Going through the data below, copy out each line where the word "Performance" shows up.

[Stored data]
'''

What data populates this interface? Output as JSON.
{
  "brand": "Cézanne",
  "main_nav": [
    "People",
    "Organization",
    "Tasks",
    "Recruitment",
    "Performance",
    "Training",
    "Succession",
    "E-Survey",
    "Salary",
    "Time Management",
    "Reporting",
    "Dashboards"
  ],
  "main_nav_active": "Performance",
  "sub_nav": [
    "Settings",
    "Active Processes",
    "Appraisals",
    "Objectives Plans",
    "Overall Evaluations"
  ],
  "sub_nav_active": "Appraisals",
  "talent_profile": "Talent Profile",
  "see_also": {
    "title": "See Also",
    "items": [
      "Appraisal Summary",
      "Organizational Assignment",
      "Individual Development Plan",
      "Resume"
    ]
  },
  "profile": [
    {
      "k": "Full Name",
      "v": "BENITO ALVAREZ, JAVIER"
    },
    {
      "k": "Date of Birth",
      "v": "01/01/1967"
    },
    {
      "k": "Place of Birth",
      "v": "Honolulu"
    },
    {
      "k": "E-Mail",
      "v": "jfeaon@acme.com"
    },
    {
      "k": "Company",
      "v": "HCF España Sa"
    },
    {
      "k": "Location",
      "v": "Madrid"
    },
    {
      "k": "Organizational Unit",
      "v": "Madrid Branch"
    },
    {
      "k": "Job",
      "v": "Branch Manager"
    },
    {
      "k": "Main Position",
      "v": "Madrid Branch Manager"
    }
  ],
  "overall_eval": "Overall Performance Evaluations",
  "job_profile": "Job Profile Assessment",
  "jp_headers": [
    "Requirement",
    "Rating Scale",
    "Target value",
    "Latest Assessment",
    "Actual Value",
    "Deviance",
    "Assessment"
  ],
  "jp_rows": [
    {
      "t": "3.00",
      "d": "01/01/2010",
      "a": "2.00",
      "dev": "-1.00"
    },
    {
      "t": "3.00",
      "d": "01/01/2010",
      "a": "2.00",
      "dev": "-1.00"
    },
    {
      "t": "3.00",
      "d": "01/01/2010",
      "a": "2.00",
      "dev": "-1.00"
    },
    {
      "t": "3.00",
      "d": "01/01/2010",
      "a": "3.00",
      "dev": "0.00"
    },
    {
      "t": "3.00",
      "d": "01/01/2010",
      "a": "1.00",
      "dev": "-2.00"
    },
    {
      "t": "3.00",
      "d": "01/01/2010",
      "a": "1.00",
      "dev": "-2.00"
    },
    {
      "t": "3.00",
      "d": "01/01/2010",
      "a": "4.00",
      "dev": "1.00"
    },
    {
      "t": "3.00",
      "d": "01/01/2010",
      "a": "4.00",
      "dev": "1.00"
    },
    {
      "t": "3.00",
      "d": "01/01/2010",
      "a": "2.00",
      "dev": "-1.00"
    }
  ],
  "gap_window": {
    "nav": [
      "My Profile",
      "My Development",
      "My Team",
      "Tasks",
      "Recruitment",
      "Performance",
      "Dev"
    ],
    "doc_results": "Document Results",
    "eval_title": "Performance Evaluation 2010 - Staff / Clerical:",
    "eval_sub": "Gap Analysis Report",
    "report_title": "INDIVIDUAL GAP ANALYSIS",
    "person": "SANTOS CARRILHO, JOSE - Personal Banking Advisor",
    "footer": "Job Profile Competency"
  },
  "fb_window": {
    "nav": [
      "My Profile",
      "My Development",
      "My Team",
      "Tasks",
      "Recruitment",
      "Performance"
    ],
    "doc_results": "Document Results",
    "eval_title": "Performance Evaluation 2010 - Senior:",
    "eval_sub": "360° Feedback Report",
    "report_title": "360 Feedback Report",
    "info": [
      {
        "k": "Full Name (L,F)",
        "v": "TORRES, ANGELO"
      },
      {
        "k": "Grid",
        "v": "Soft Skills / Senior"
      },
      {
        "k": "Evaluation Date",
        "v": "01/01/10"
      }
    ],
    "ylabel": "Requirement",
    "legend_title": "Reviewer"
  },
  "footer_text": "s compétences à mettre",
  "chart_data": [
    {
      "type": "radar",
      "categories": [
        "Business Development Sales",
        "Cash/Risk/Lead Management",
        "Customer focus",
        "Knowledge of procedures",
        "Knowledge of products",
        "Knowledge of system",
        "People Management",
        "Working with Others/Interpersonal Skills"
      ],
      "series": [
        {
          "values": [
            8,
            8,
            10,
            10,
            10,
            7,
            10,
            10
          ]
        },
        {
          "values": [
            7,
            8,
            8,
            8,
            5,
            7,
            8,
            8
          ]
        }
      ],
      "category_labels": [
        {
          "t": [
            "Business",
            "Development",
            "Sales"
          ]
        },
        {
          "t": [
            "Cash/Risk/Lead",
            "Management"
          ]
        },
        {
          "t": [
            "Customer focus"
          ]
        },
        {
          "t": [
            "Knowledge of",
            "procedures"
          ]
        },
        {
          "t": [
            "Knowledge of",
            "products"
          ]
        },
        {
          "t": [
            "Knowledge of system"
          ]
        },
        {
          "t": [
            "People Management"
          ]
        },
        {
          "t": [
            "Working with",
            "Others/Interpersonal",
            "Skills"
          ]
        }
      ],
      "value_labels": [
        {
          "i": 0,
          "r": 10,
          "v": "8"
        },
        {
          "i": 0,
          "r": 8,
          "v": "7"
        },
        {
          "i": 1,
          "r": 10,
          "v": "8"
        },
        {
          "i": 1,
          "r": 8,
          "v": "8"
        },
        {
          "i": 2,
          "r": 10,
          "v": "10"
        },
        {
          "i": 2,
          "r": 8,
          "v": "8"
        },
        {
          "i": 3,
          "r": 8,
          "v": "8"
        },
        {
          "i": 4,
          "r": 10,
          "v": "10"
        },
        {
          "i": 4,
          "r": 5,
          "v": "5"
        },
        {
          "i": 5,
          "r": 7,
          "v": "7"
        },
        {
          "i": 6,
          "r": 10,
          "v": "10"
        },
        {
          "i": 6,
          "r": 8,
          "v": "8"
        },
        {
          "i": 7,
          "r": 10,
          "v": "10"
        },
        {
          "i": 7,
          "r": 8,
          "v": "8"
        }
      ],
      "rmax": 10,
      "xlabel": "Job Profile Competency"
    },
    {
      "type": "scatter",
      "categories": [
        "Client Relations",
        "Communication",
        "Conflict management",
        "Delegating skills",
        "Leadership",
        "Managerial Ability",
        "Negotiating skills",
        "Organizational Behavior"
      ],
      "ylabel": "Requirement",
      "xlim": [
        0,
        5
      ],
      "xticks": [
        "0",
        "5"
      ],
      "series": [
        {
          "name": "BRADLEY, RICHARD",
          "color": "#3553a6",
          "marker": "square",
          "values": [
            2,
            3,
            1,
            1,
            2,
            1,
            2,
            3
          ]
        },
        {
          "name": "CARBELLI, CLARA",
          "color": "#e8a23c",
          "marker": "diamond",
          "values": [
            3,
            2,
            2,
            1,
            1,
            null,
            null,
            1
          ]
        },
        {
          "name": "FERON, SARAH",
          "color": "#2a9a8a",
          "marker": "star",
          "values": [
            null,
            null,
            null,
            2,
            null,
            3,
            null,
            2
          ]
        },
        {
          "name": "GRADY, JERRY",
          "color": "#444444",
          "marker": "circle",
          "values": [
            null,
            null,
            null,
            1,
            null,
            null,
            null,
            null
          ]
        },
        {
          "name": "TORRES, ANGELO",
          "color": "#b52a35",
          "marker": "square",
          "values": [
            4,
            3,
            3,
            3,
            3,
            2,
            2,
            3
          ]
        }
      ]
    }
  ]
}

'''

| Output of the exercise |
    "Performance",
  "main_nav_active": "Performance",
  "overall_eval": "Overall Performance Evaluations",
      "Performance",
    "eval_title": "Performance Evaluation 2010 - Staff / Clerical:",
      "Performance"
    "eval_title": "Performance Evaluation 2010 - Senior:",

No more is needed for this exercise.